Python 3: Walk Directory, List Files

By Xah Lee. Date: . Last updated: .
os.walk(dirPath)
visit dirPath and EVERY nested sub directory of dirPath.

For each dir visit, starting with dirPath, returns a generator (a list-like thing), where each element is a tuple of this format:

  • currentDirPath → full path of current directory.
  • dirNames → list of subdir names (not full path) that are immediate children.
  • fileNames → list of file names (not full path) that are immediate children.

If the current dir doesn't have subdir or files, it'll be a empty list.

Note: os.walk is new in Python 3, but also available in python 2.7.x.

In older version of Python 2, you'll need to use os.path.walk. [see Python 2: Walk Directory, List Files]

Here's a example of using os.walk to visit all files in a directory and all its subdirectories.

# traverse dir

import os

input_path = "/Users/xah/web/xahlee_info/python/"

for dir_path, subdir_list, file_list in os.walk(input_path):
    for fname in file_list:
        full_path = os.path.join(dir_path, fname)
        print(full_path)

# output sample:
# /Users/xah/web/xahlee_info/python/stateful_func.html
# /Users/xah/web/xahlee_info/python/function_def.html
# /Users/xah/web/xahlee_info/python/python3_traverse_dir.html
# more

Return Type of os.walk

the os.walk returns a generator object.

import os

print(os.walk("/home/"))
# <generator object walk at 0xb705561c>

print(type(os.walk("/home/")))
# <class 'generator'>

“generator” is like a list, but more efficient because it doesn't actually compute the result until needed. You can convert the result of generator into a list by calling list().

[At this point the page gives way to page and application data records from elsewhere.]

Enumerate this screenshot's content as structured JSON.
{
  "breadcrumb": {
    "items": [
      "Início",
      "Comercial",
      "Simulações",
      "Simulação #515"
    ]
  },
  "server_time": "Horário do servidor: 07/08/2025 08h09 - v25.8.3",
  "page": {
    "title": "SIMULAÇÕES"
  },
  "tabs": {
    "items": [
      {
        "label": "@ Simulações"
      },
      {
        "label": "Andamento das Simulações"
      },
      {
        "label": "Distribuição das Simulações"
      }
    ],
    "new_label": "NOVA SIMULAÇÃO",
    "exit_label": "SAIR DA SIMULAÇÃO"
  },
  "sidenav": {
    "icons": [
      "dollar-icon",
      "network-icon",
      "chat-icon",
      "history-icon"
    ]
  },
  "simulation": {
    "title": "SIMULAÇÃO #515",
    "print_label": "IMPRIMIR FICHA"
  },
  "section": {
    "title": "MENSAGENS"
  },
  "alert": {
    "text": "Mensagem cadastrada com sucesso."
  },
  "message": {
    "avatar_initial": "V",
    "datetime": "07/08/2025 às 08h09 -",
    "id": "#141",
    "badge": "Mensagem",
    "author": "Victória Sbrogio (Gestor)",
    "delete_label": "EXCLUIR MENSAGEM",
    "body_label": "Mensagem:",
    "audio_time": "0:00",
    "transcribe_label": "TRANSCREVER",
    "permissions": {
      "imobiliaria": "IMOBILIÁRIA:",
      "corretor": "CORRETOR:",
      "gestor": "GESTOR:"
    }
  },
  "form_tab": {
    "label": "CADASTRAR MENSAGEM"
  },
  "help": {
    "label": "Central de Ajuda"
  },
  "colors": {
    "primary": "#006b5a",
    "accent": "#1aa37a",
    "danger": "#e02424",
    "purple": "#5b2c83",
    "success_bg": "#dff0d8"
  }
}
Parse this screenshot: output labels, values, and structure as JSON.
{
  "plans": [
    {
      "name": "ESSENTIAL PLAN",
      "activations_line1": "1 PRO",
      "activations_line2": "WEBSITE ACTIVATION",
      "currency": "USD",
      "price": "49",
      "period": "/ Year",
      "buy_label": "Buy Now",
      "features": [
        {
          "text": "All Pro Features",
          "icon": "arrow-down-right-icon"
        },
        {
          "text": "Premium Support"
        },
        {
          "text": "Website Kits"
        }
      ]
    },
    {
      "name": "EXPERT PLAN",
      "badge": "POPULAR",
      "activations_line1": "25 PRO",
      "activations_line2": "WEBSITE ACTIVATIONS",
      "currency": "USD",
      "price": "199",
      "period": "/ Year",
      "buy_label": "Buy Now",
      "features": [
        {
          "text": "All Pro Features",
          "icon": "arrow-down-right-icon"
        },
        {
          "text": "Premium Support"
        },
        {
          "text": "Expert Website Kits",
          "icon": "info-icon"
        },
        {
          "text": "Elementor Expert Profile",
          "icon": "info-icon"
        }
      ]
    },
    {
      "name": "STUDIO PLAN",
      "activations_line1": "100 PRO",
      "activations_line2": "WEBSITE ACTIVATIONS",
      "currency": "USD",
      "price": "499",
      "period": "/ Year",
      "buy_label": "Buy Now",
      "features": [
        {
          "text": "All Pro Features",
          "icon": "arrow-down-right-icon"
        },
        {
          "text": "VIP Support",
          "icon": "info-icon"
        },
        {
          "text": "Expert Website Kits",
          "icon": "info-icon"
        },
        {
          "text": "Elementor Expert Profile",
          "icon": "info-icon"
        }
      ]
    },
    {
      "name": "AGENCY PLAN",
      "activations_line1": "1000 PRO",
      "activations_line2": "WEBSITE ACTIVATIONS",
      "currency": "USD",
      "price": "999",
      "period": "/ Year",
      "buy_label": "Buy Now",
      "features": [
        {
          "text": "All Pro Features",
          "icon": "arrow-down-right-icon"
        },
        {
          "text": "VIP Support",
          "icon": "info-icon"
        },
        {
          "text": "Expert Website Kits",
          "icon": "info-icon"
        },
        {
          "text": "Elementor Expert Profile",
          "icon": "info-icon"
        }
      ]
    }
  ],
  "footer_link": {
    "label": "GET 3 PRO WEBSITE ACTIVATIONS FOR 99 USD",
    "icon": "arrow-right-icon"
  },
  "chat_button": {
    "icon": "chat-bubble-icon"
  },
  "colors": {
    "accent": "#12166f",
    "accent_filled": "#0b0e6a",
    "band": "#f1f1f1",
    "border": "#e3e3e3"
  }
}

import os

print( list( os.walk("/home/") ) )
# [('/home/', [], [])]

Walk a Directory

Python, Text Processing